### INSTRUCTIONS TO FOLLOW:
Word for word, please copy the listing below, with its pictures left out.

════════

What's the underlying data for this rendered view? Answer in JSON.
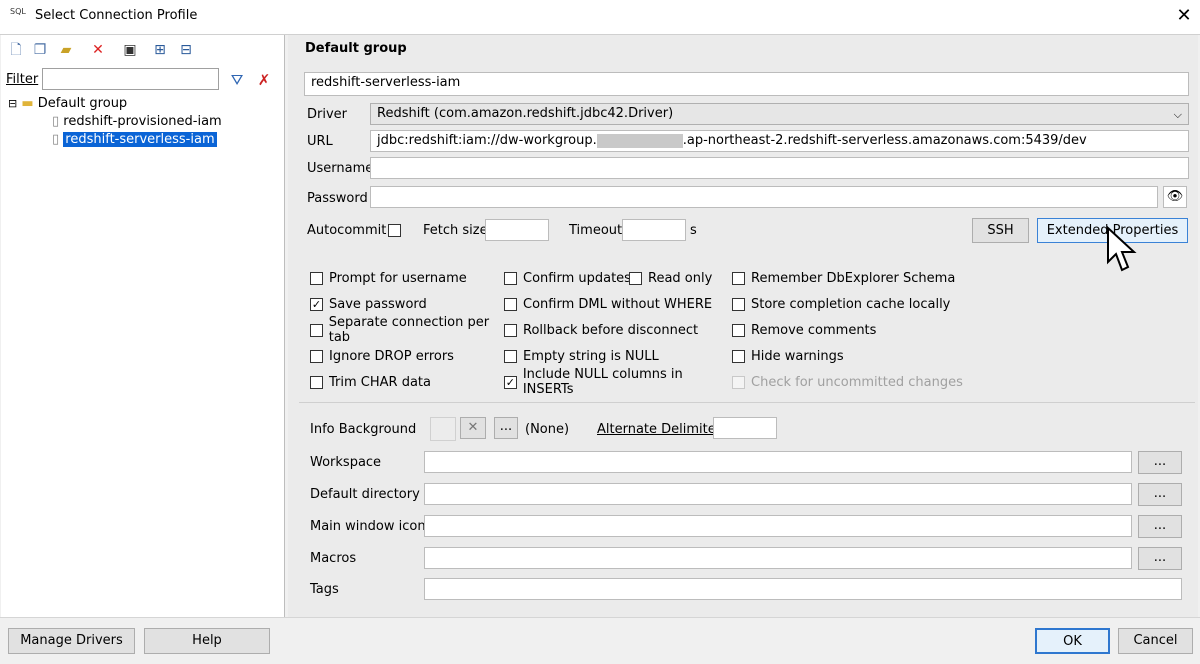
{
  "window": {
    "app_icon_text": "SQL",
    "title": "Select Connection Profile",
    "close_glyph": "✕"
  },
  "left": {
    "filter_label": "Filter",
    "tree": {
      "group": "Default group",
      "items": [
        "redshift-provisioned-iam",
        "redshift-serverless-iam"
      ],
      "selected_index": 1
    }
  },
  "right": {
    "group_header": "Default group",
    "profile_name": "redshift-serverless-iam",
    "driver_label": "Driver",
    "driver_value": "Redshift (com.amazon.redshift.jdbc42.Driver)",
    "url_label": "URL",
    "url_prefix": "jdbc:redshift:iam://dw-workgroup.",
    "url_suffix": ".ap-northeast-2.redshift-serverless.amazonaws.com:5439/dev",
    "username_label": "Username",
    "password_label": "Password",
    "autocommit_label": "Autocommit",
    "fetch_size_label": "Fetch size",
    "timeout_label": "Timeout",
    "timeout_unit": "s",
    "ssh_button": "SSH",
    "extended_button": "Extended Properties",
    "options": {
      "col1": [
        {
          "label": "Prompt for username",
          "checked": false
        },
        {
          "label": "Save password",
          "checked": true
        },
        {
          "label": "Separate connection per tab",
          "checked": false
        },
        {
          "label": "Ignore DROP errors",
          "checked": false
        },
        {
          "label": "Trim CHAR data",
          "checked": false
        }
      ],
      "col2": [
        {
          "label": "Confirm updates",
          "checked": false
        },
        {
          "label": "Confirm DML without WHERE",
          "checked": false
        },
        {
          "label": "Rollback before disconnect",
          "checked": false
        },
        {
          "label": "Empty string is NULL",
          "checked": false
        },
        {
          "label": "Include NULL columns in INSERTs",
          "checked": true
        }
      ],
      "read_only": {
        "label": "Read only",
        "checked": false
      },
      "col3": [
        {
          "label": "Remember DbExplorer Schema",
          "checked": false
        },
        {
          "label": "Store completion cache locally",
          "checked": false
        },
        {
          "label": "Remove comments",
          "checked": false
        },
        {
          "label": "Hide warnings",
          "checked": false
        },
        {
          "label": "Check for uncommitted changes",
          "checked": false,
          "disabled": true
        }
      ]
    },
    "info_background_label": "Info Background",
    "info_background_value": "(None)",
    "alternate_delimiter_label": "Alternate Delimiter",
    "browse_button": "...",
    "workspace_label": "Workspace",
    "default_directory_label": "Default directory",
    "main_window_icon_label": "Main window icon",
    "macros_label": "Macros",
    "tags_label": "Tags"
  },
  "bottom": {
    "manage_drivers": "Manage Drivers",
    "help": "Help",
    "ok": "OK",
    "cancel": "Cancel"
  }
}
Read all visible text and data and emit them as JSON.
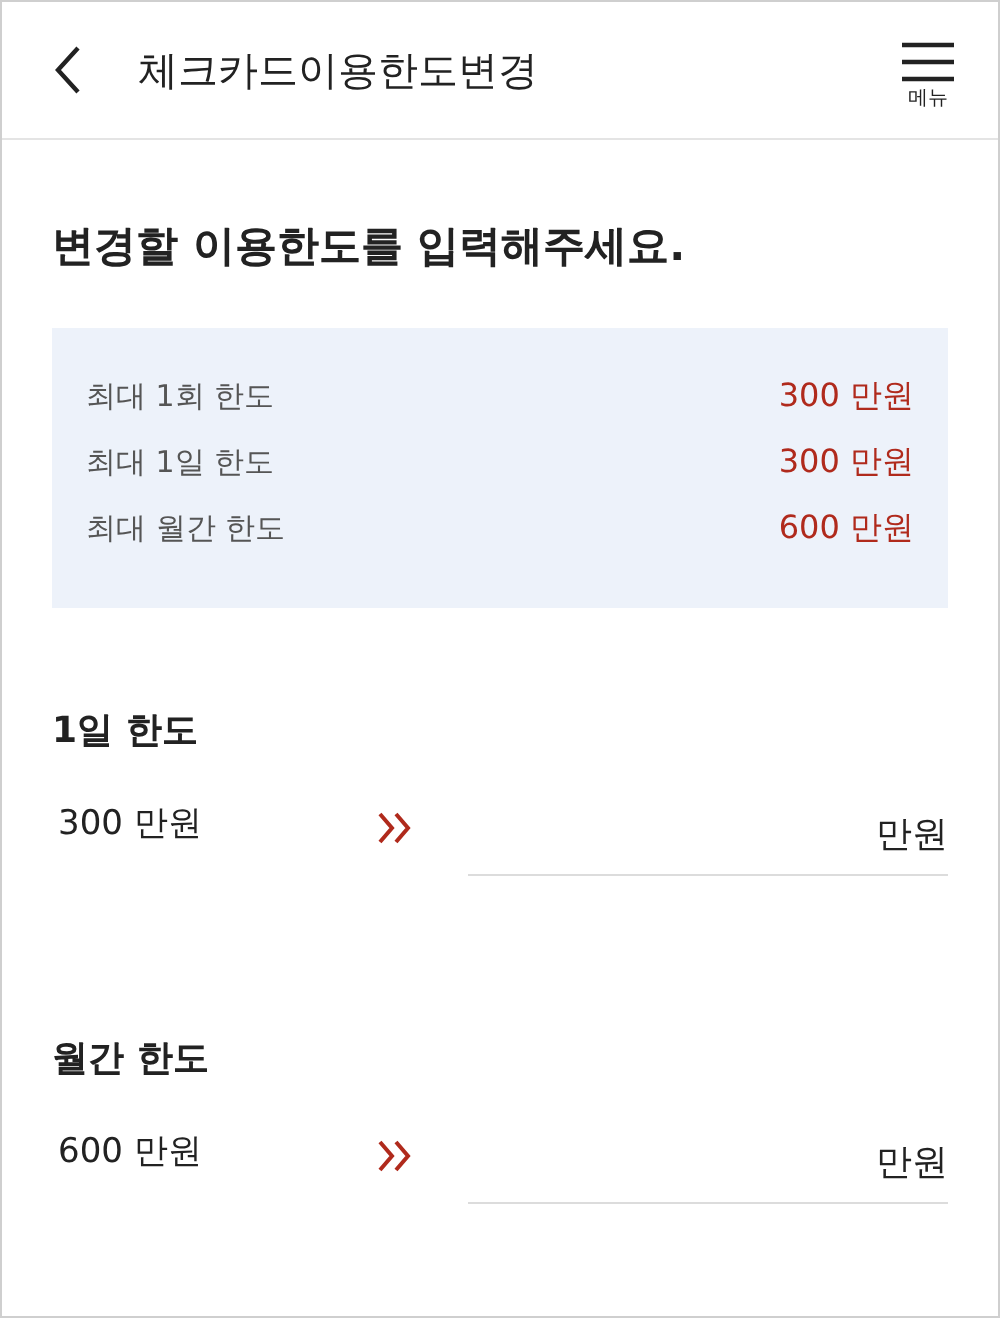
{
  "header": {
    "title": "체크카드이용한도변경",
    "menu_label": "메뉴"
  },
  "heading": "변경할 이용한도를 입력해주세요.",
  "limits_info": [
    {
      "label": "최대 1회 한도",
      "value": "300 만원"
    },
    {
      "label": "최대 1일 한도",
      "value": "300 만원"
    },
    {
      "label": "최대 월간 한도",
      "value": "600 만원"
    }
  ],
  "sections": [
    {
      "title": "1일 한도",
      "current": "300 만원",
      "unit": "만원"
    },
    {
      "title": "월간 한도",
      "current": "600 만원",
      "unit": "만원"
    }
  ]
}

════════

### ANSWER TO THE EXERCISE:
What's the underlying data for this rendered view? Answer in JSON.
{
  "window": {
    "app_icon_text": "SQL",
    "title": "Select Connection Profile",
    "close_glyph": "✕"
  },
  "left": {
    "filter_label": "Filter",
    "tree": {
      "group": "Default group",
      "items": [
        "redshift-provisioned-iam",
        "redshift-serverless-iam"
      ],
      "selected_index": 1
    }
  },
  "right": {
    "group_header": "Default group",
    "profile_name": "redshift-serverless-iam",
    "driver_label": "Driver",
    "driver_value": "Redshift (com.amazon.redshift.jdbc42.Driver)",
    "url_label": "URL",
    "url_prefix": "jdbc:redshift:iam://dw-workgroup.",
    "url_suffix": ".ap-northeast-2.redshift-serverless.amazonaws.com:5439/dev",
    "username_label": "Username",
    "password_label": "Password",
    "autocommit_label": "Autocommit",
    "fetch_size_label": "Fetch size",
    "timeout_label": "Timeout",
    "timeout_unit": "s",
    "ssh_button": "SSH",
    "extended_button": "Extended Properties",
    "options": {
      "col1": [
        {
          "label": "Prompt for username",
          "checked": false
        },
        {
          "label": "Save password",
          "checked": true
        },
        {
          "label": "Separate connection per tab",
          "checked": false
        },
        {
          "label": "Ignore DROP errors",
          "checked": false
        },
        {
          "label": "Trim CHAR data",
          "checked": false
        }
      ],
      "col2": [
        {
          "label": "Confirm updates",
          "checked": false
        },
        {
          "label": "Confirm DML without WHERE",
          "checked": false
        },
        {
          "label": "Rollback before disconnect",
          "checked": false
        },
        {
          "label": "Empty string is NULL",
          "checked": false
        },
        {
          "label": "Include NULL columns in INSERTs",
          "checked": true
        }
      ],
      "read_only": {
        "label": "Read only",
        "checked": false
      },
      "col3": [
        {
          "label": "Remember DbExplorer Schema",
          "checked": false
        },
        {
          "label": "Store completion cache locally",
          "checked": false
        },
        {
          "label": "Remove comments",
          "checked": false
        },
        {
          "label": "Hide warnings",
          "checked": false
        },
        {
          "label": "Check for uncommitted changes",
          "checked": false,
          "disabled": true
        }
      ]
    },
    "info_background_label": "Info Background",
    "info_background_value": "(None)",
    "alternate_delimiter_label": "Alternate Delimiter",
    "browse_button": "...",
    "workspace_label": "Workspace",
    "default_directory_label": "Default directory",
    "main_window_icon_label": "Main window icon",
    "macros_label": "Macros",
    "tags_label": "Tags"
  },
  "bottom": {
    "manage_drivers": "Manage Drivers",
    "help": "Help",
    "ok": "OK",
    "cancel": "Cancel"
  }
}
Read all visible text and data and emit them as JSON.
{
  "header": {
    "title": "체크카드이용한도변경",
    "menu_label": "메뉴"
  },
  "heading": "변경할 이용한도를 입력해주세요.",
  "limits_info": [
    {
      "label": "최대 1회 한도",
      "value": "300 만원"
    },
    {
      "label": "최대 1일 한도",
      "value": "300 만원"
    },
    {
      "label": "최대 월간 한도",
      "value": "600 만원"
    }
  ],
  "sections": [
    {
      "title": "1일 한도",
      "current": "300 만원",
      "unit": "만원"
    },
    {
      "title": "월간 한도",
      "current": "600 만원",
      "unit": "만원"
    }
  ]
}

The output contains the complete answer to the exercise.